— What the exercise asks —
All of the data should be output character for character, except the pictures.

(Data records Opens)

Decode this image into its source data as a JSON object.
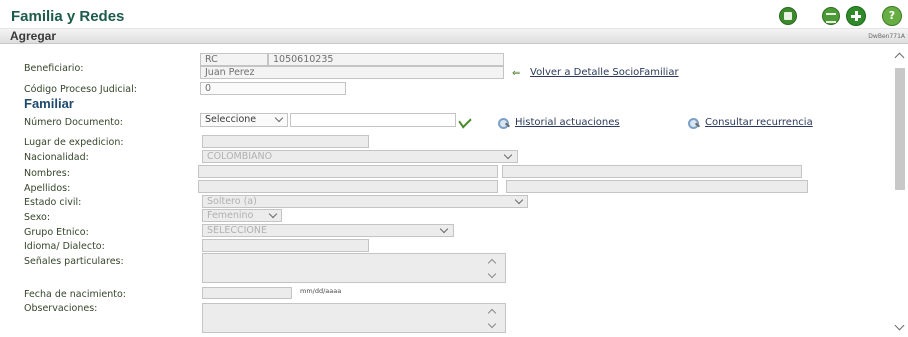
{
  "header": {
    "title": "Familia y Redes",
    "icons": [
      "save-icon",
      "grid-icon",
      "add-icon",
      "help-icon"
    ]
  },
  "section": {
    "title": "Agregar",
    "code": "DwBen771A"
  },
  "beneficiario": {
    "label": "Beneficiario:",
    "doc_type": "RC",
    "doc_number": "1050610235",
    "name": "Juan Perez",
    "back_link": "Volver a Detalle SocioFamiliar"
  },
  "codigo_proceso": {
    "label": "Código Proceso Judicial:",
    "value": "0"
  },
  "familiar": {
    "heading": "Familiar",
    "numero_documento": {
      "label": "Número Documento:",
      "select_value": "Seleccione",
      "input_value": "",
      "historial_link": "Historial actuaciones",
      "consultar_link": "Consultar recurrencia"
    },
    "lugar_expedicion": {
      "label": "Lugar de expedicion:",
      "value": ""
    },
    "nacionalidad": {
      "label": "Nacionalidad:",
      "value": "COLOMBIANO"
    },
    "nombres": {
      "label": "Nombres:",
      "first": "",
      "second": ""
    },
    "apellidos": {
      "label": "Apellidos:",
      "first": "",
      "second": ""
    },
    "estado_civil": {
      "label": "Estado civil:",
      "value": "Soltero (a)"
    },
    "sexo": {
      "label": "Sexo:",
      "value": "Femenino"
    },
    "grupo_etnico": {
      "label": "Grupo Etnico:",
      "value": "SELECCIONE"
    },
    "idioma": {
      "label": "Idioma/ Dialecto:",
      "value": ""
    },
    "senales": {
      "label": "Señales particulares:",
      "value": ""
    },
    "fecha_nacimiento": {
      "label": "Fecha de nacimiento:",
      "value": "",
      "format_hint": "mm/dd/aaaa"
    },
    "observaciones": {
      "label": "Observaciones:",
      "value": ""
    }
  },
  "colors": {
    "title_green": "#1d5c4c",
    "subheading_blue": "#1d4a6e",
    "check_green": "#4c8a2f"
  }
}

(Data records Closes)

— Result for this task —
Decode this image into its source data as a JSON object.
{
  "header": {
    "title": "Familia y Redes",
    "icons": [
      "save-icon",
      "grid-icon",
      "add-icon",
      "help-icon"
    ]
  },
  "section": {
    "title": "Agregar",
    "code": "DwBen771A"
  },
  "beneficiario": {
    "label": "Beneficiario:",
    "doc_type": "RC",
    "doc_number": "1050610235",
    "name": "Juan Perez",
    "back_link": "Volver a Detalle SocioFamiliar"
  },
  "codigo_proceso": {
    "label": "Código Proceso Judicial:",
    "value": "0"
  },
  "familiar": {
    "heading": "Familiar",
    "numero_documento": {
      "label": "Número Documento:",
      "select_value": "Seleccione",
      "input_value": "",
      "historial_link": "Historial actuaciones",
      "consultar_link": "Consultar recurrencia"
    },
    "lugar_expedicion": {
      "label": "Lugar de expedicion:",
      "value": ""
    },
    "nacionalidad": {
      "label": "Nacionalidad:",
      "value": "COLOMBIANO"
    },
    "nombres": {
      "label": "Nombres:",
      "first": "",
      "second": ""
    },
    "apellidos": {
      "label": "Apellidos:",
      "first": "",
      "second": ""
    },
    "estado_civil": {
      "label": "Estado civil:",
      "value": "Soltero (a)"
    },
    "sexo": {
      "label": "Sexo:",
      "value": "Femenino"
    },
    "grupo_etnico": {
      "label": "Grupo Etnico:",
      "value": "SELECCIONE"
    },
    "idioma": {
      "label": "Idioma/ Dialecto:",
      "value": ""
    },
    "senales": {
      "label": "Señales particulares:",
      "value": ""
    },
    "fecha_nacimiento": {
      "label": "Fecha de nacimiento:",
      "value": "",
      "format_hint": "mm/dd/aaaa"
    },
    "observaciones": {
      "label": "Observaciones:",
      "value": ""
    }
  },
  "colors": {
    "title_green": "#1d5c4c",
    "subheading_blue": "#1d4a6e",
    "check_green": "#4c8a2f"
  }
}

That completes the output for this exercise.